By: George Gershwin
I'd like to recommend our newest Gershwin CD, "Porgy and Bess." Gershwin is
always a classic, and that he wrote an opera when he did with this much style makes
this worth a listen.
A wonderful 2 DVD set chronicling some of the most beloved film creations of this
early master. The films range from aesthetically sublime animations to live dance,
but really it all dances. There's good reason this genre has come to be known as
By: Jimmy Cliff
Do you like reggae? If you do, you have to watch this great video that gives a
glimpse of the reggae scene in Kingston, Jamaica. The footage of Trenchtown is
revealing, especially contrasted with the luxurious parts of Kingston. Artists
interviewed and performing include Jimmy Cliff, Bob Marley, Toots and the Maytals,
Jacob Miller & Inner Circle, The Absyinnians, Lee "Scratch" Perry, and Joe
By: Kara Vander Weg
John Currin is one of the most skilled -- and witty -- painters working today.
He uses paint like an old master, yet always keeps the current context evident. He
is straightforward without being too academic, and never loses his sense of humor.
This monograph is substantial (382 pages), retrospective, and recent – exactly the
kind of book we wish to have in our library about every contemporary artist.
By: James M. Harding & Cindy Rosenthal
This book explores eight theaters (The Living Theatre, The Open Theatre, At the
Foot of the Mountain, The San Francisco Mime Troupe, El Teatro Campesino, The Free
Southern Theater, The Performance Group, and Bread and Puppet Theater) that were
significant in that period. The first section on each theater is a historical
overview talking about the people who started the theater, what they were trying to
do, and a description of how it evolved over time, and in most cases how the theater
eventually went away. The second section discusses the contributions made by that
theater to the overall subject of political theater. Finally an essay goes over the
legacy of those contributions over the time since the sixties (and seventies). UT’s
own Dr. Charlotte Canning writes this essay about At the Foot of the
By: Taylor, Timothy Dean
This book considers how western cultures’ understandings of racial, ethnic, and
cultural differences have been incorporated into music from early operas to

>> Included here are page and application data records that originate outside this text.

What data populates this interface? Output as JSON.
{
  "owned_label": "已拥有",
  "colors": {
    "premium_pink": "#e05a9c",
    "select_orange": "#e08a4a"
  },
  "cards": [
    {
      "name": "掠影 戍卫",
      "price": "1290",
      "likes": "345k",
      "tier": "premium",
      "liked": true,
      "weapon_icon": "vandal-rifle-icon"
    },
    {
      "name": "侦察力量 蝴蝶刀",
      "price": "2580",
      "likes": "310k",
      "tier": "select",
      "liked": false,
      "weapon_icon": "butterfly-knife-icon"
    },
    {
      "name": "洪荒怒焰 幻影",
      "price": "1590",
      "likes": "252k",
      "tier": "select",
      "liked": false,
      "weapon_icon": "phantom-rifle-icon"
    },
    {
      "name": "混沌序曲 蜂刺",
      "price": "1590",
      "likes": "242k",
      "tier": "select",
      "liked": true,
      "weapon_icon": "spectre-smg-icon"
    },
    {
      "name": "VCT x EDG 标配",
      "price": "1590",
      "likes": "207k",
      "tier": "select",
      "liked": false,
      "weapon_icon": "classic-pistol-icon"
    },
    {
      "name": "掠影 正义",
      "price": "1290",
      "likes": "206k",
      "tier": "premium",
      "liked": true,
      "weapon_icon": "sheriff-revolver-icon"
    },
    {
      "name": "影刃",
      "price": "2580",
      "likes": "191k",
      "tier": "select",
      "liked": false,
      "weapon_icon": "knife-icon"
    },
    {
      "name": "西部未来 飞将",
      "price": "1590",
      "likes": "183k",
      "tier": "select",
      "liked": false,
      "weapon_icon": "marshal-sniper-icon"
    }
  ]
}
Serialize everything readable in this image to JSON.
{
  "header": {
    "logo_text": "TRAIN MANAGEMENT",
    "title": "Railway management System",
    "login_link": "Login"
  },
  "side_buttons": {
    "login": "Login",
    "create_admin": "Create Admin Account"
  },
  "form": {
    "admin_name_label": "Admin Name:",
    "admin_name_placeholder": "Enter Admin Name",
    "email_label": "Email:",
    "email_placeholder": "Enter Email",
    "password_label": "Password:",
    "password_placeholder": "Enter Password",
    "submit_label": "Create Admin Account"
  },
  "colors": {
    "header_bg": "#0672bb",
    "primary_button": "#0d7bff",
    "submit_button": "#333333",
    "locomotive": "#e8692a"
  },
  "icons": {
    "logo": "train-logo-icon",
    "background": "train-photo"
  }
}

contemporary television advertisements, arguing that the commonly used term
“exoticism” glosses over such differences in many studies of western music.